While other Indiana cities have been scrambling to pass local laws that would allow them to keep local control over where poles serving as cellphone signal boosters are placed, officials in Columbus say they already have a city ordinance in place that maintains such control.
Gov. Eric Holcomb has until Saturday to sign into law Senate Bill 213, which would give communications companies the authority to install utility poles known as small cell-phone towers in public right-of-ways. The state law, which is retroactive, was approved in the just-ended Indiana General Assembly. The bill gives companies the right to install poles that are up to 50 feet tall, with another 27 feet of equipment, to be placed 500 feet apart in the public right-of-way.
Dave Hayward, executive director of public works/city engineer for the city, said he already has reviewed the issue with Mayor Jim Lienhoop and City Attorney Alan Whitted and doesn’t believe it will affect Columbus. The city already has an ordinance passed in 1996 that requires permits to be obtained from fiber-optic companies and other entities that are not regulated by the Indiana Utility Regulatory Commission, Hayward said.
The IURC regulates electric, natural gas, telecommunications, steam, water and sewer utilities, according to its website.
According to the Columbus ordinance, an application for a permit is required before any work is done on a road, alley, sidewalk, curb, roadside ditch, right-of-way or other public places for any purpose or to install any pole in any public street right-of-way.
“We feel like we’re covered and we still have the control we need with cellphone towers,” Hayward said.
The only protection put in place for local communities to have any say in approving the poles was this caveat: communities may prohibit the installation of the poles in an area that is a designated district for underground utilities, and the district must be established before May 1. Companies can ask for a waiver, which is how communities could review the plan and put requirements in place.
Small cell towers are in a limited number of communities, but thousands are expected to be installed across Indiana in the coming years, according to Aim, formerly known as the Indiana Association of Cities and Towns. The organization encouraged communities to study their options and take action.

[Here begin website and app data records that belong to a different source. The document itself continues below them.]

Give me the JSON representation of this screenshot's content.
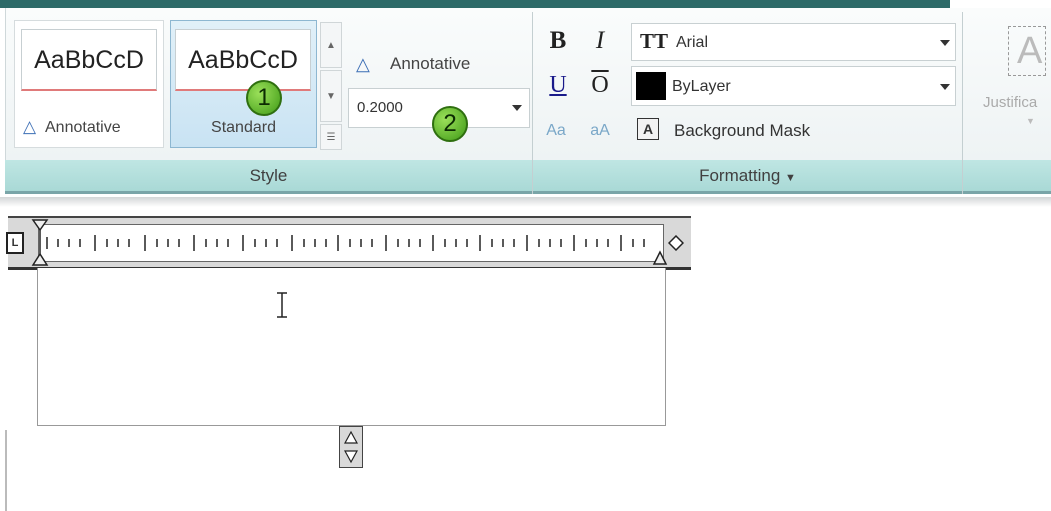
{
  "ribbon": {
    "style_panel": {
      "title": "Style",
      "gallery": [
        {
          "sample": "AaBbCcD",
          "label": "Annotative",
          "selected": false
        },
        {
          "sample": "AaBbCcD",
          "label": "Standard",
          "selected": true
        }
      ],
      "annotative_label": "Annotative",
      "text_height": "0.2000"
    },
    "formatting_panel": {
      "title": "Formatting",
      "bold": "B",
      "italic": "I",
      "underline": "U",
      "overline": "O",
      "uppercase": "aA",
      "lowercase": "Aa",
      "font": "Arial",
      "color": "ByLayer",
      "color_swatch": "#000000",
      "background_mask": "Background Mask"
    },
    "justification_label": "Justifica"
  },
  "callouts": [
    "1",
    "2"
  ],
  "editor": {
    "ruler_left_marker": "L"
  },
  "colors": {
    "callout_green": "#4fa71f",
    "panel_title_bar": "#b3dfdc",
    "selected_blue": "#cfe6f5"
  }
}
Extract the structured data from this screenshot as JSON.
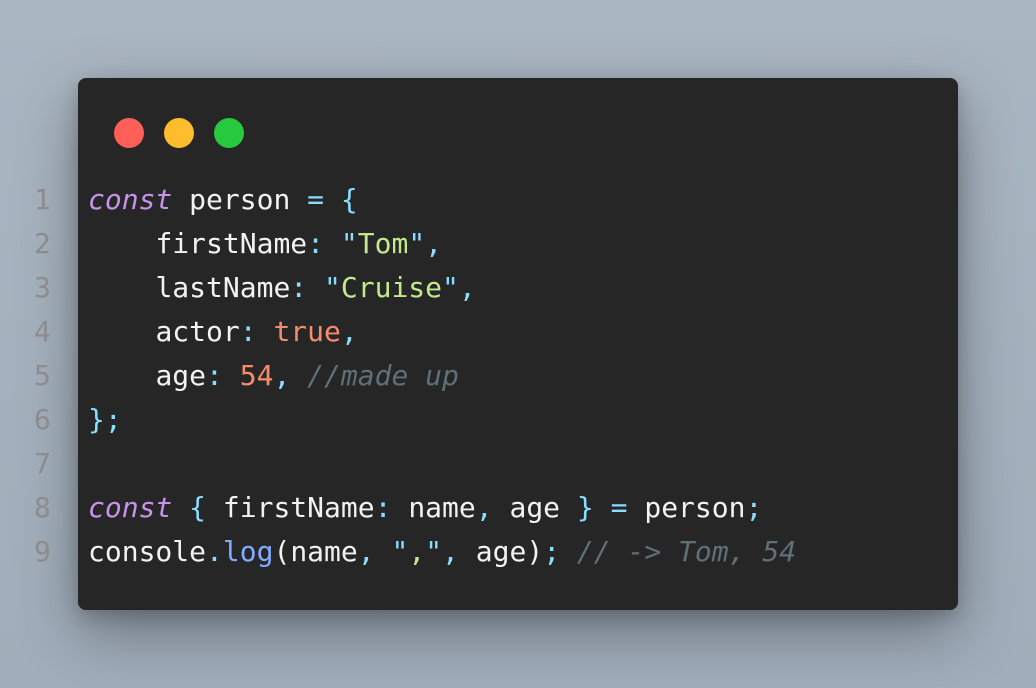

The Daily Journal, a sister publication of The Republic, contributed to this report.